* _RECORDS SHOWN_:
[Start of section]
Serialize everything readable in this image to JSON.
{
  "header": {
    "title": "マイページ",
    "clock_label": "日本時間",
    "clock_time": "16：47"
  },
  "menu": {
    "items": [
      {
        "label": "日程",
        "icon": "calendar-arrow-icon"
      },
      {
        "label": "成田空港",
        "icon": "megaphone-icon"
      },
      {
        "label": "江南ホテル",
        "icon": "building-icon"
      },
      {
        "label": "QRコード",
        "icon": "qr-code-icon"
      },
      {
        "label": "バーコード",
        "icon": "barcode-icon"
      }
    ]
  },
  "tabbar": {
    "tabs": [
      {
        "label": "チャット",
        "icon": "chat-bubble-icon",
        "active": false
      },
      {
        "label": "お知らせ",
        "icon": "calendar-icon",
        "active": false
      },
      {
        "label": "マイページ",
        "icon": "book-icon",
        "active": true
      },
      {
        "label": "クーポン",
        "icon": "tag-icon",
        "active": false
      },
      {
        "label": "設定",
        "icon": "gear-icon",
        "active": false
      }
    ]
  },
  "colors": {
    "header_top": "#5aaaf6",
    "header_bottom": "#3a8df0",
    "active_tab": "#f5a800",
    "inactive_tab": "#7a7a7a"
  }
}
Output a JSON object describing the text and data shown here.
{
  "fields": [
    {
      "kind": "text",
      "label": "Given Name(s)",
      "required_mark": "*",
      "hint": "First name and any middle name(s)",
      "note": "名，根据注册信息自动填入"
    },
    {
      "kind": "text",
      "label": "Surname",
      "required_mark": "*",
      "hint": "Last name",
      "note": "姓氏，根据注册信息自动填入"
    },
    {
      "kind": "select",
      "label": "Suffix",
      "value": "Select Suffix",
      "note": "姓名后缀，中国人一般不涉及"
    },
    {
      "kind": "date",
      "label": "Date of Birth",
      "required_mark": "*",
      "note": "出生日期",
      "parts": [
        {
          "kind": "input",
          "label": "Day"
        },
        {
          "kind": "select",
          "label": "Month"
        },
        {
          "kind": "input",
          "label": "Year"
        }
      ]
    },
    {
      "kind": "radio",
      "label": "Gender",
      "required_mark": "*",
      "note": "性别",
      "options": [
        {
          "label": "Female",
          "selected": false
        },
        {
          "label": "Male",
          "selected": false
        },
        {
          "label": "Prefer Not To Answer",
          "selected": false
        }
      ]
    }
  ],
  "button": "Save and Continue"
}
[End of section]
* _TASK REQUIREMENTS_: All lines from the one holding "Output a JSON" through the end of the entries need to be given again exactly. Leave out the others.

* _OUTPUT FOR THIS TASK_:
Output a JSON object describing the text and data shown here.
{
  "fields": [
    {
      "kind": "text",
      "label": "Given Name(s)",
      "required_mark": "*",
      "hint": "First name and any middle name(s)",
      "note": "名，根据注册信息自动填入"
    },
    {
      "kind": "text",
      "label": "Surname",
      "required_mark": "*",
      "hint": "Last name",
      "note": "姓氏，根据注册信息自动填入"
    },
    {
      "kind": "select",
      "label": "Suffix",
      "value": "Select Suffix",
      "note": "姓名后缀，中国人一般不涉及"
    },
    {
      "kind": "date",
      "label": "Date of Birth",
      "required_mark": "*",
      "note": "出生日期",
      "parts": [
        {
          "kind": "input",
          "label": "Day"
        },
        {
          "kind": "select",
          "label": "Month"
        },
        {
          "kind": "input",
          "label": "Year"
        }
      ]
    },
    {
      "kind": "radio",
      "label": "Gender",
      "required_mark": "*",
      "note": "性别",
      "options": [
        {
          "label": "Female",
          "selected": false
        },
        {
          "label": "Male",
          "selected": false
        },
        {
          "label": "Prefer Not To Answer",
          "selected": false
        }
      ]
    }
  ],
  "button": "Save and Continue"
}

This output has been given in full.